Dataset records
------------------------------------------------------------
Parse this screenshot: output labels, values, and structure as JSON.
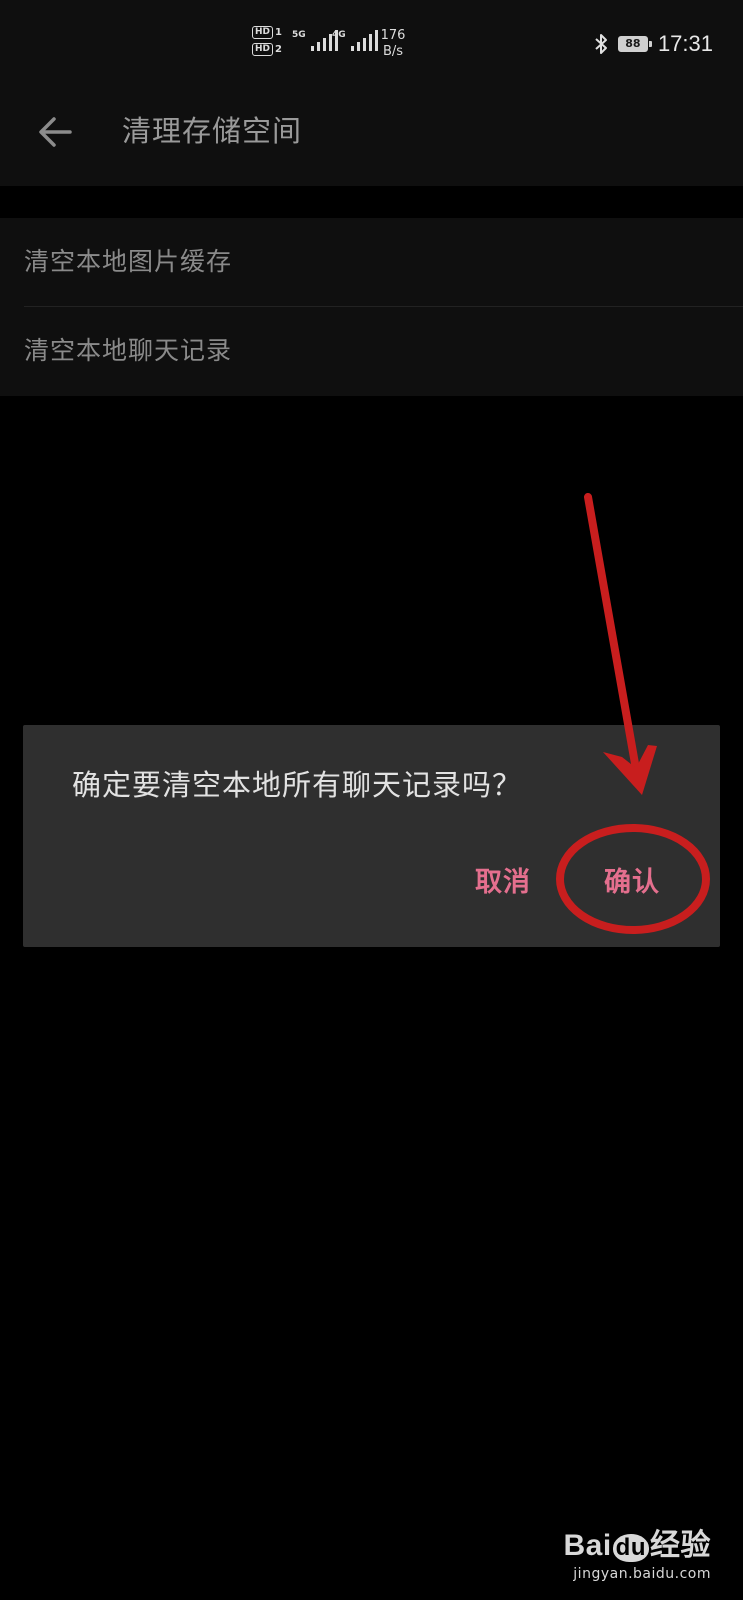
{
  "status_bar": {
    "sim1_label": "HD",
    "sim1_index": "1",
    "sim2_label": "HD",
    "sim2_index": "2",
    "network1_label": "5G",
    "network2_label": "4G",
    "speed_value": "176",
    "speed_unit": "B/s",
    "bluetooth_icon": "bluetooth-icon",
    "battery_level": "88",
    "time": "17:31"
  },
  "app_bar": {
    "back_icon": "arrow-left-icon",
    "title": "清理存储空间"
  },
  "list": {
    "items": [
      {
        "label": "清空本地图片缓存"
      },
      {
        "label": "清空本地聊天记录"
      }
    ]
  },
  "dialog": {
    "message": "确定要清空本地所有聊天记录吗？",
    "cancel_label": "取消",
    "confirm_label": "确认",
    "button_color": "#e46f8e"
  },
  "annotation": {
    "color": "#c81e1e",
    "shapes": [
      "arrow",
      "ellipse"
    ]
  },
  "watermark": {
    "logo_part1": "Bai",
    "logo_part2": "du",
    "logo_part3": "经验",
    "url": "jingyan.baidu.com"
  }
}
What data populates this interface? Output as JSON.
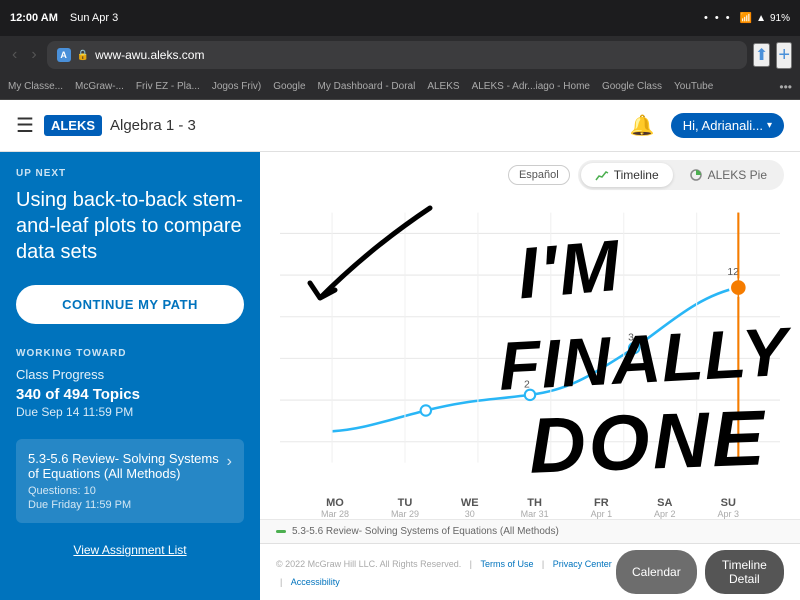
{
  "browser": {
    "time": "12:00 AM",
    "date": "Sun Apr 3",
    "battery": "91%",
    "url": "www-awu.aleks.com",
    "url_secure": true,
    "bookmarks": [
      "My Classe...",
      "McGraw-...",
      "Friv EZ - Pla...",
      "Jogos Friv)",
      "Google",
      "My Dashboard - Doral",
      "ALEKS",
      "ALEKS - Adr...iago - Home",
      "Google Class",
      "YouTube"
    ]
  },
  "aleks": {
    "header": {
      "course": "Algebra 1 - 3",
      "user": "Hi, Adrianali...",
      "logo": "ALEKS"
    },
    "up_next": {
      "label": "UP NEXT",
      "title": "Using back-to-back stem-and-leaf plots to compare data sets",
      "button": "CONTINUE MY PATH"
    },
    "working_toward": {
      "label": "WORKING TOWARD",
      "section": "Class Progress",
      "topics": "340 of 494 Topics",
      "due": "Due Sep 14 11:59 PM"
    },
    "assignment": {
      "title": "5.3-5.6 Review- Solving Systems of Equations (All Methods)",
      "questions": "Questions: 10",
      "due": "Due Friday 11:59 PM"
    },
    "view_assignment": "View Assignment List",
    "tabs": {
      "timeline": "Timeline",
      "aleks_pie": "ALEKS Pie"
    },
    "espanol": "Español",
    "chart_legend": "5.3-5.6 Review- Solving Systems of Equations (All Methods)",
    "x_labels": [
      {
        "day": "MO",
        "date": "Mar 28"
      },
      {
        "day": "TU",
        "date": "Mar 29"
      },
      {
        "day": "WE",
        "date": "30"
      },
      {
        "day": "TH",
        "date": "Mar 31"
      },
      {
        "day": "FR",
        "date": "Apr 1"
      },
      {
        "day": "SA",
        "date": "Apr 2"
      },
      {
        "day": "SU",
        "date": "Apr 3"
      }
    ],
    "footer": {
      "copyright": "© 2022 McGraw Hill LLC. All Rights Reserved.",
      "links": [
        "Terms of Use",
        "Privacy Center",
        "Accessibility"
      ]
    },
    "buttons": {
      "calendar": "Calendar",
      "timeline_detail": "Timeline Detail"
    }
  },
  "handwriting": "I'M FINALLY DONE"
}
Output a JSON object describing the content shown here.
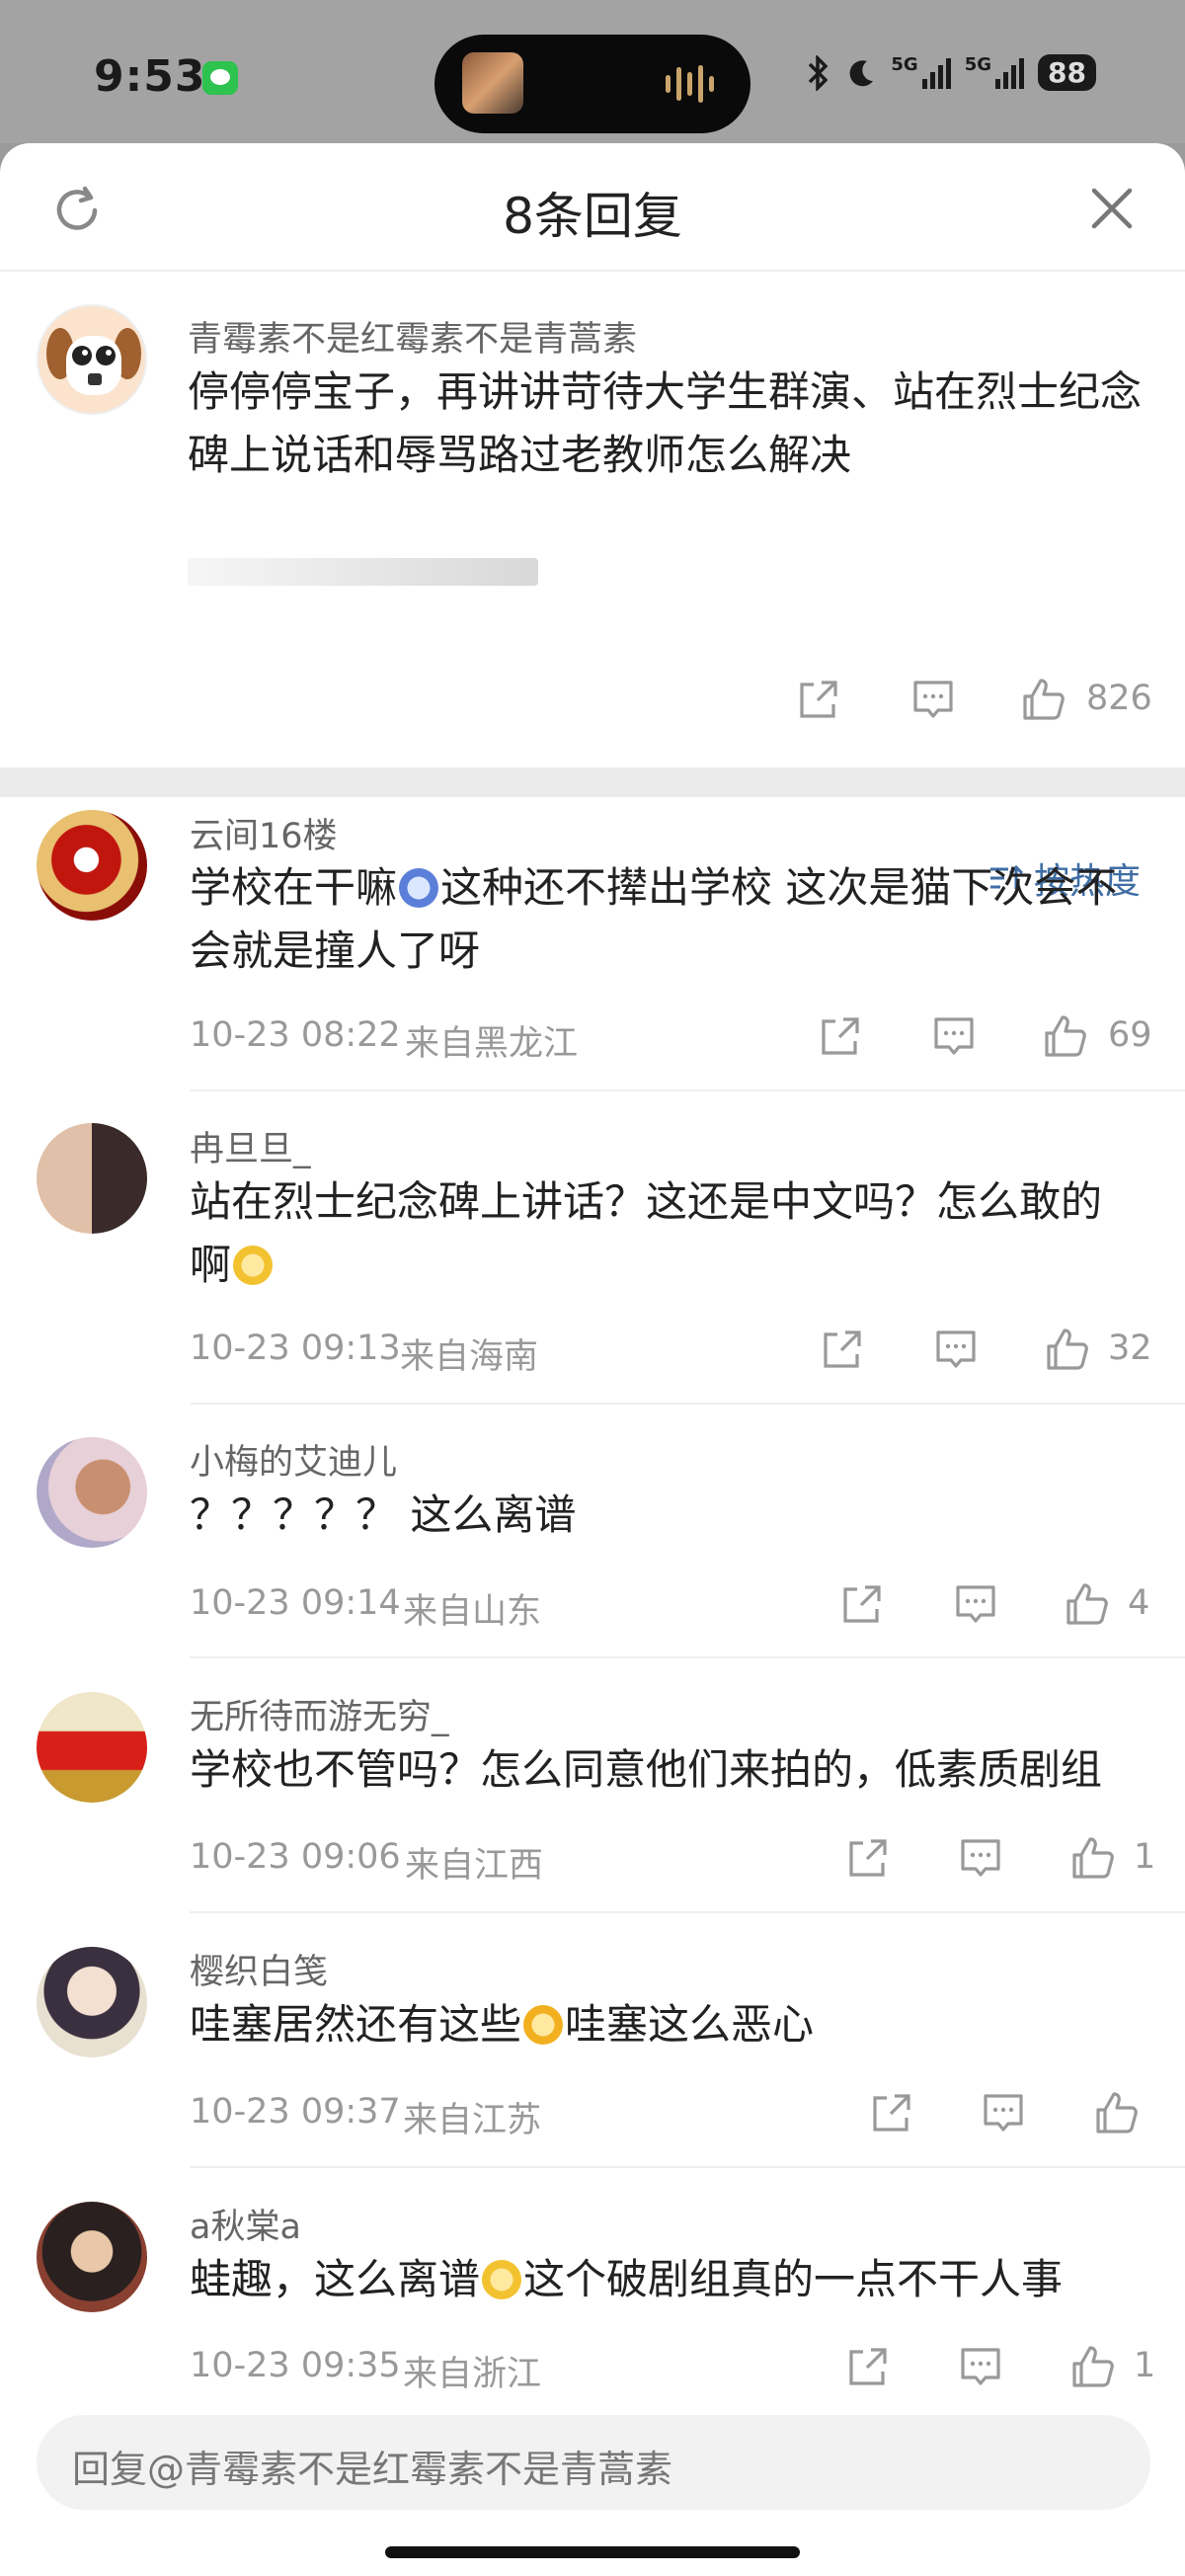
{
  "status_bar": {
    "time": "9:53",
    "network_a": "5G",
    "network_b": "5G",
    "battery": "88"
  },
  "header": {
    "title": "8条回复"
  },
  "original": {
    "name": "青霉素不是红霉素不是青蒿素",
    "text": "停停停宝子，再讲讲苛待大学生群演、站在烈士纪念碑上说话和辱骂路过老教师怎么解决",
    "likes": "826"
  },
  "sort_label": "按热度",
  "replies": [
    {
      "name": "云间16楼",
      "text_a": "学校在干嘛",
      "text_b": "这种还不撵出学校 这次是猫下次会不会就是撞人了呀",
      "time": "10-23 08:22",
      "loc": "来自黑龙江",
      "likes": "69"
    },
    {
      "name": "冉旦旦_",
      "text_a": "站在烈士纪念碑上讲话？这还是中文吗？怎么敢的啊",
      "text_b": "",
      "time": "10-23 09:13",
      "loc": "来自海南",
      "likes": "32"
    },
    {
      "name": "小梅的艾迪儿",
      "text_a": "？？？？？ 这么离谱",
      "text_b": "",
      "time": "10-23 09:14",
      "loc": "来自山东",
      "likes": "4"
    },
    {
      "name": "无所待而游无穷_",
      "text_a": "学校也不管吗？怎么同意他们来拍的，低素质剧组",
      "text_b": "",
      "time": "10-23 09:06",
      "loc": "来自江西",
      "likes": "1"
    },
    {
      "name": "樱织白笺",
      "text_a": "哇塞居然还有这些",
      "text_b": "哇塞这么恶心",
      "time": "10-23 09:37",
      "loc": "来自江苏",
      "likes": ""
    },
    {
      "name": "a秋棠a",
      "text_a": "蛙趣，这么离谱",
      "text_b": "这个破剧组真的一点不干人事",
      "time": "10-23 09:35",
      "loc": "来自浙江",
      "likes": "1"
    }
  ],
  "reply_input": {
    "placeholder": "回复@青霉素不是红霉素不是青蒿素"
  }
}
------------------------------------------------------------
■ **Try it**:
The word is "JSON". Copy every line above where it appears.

■ **Answer to this task**:
Parse this screenshot: output labels, values, and structure as JSON.
What data populates this interface? Output as JSON.
Output a JSON object describing the content shown here.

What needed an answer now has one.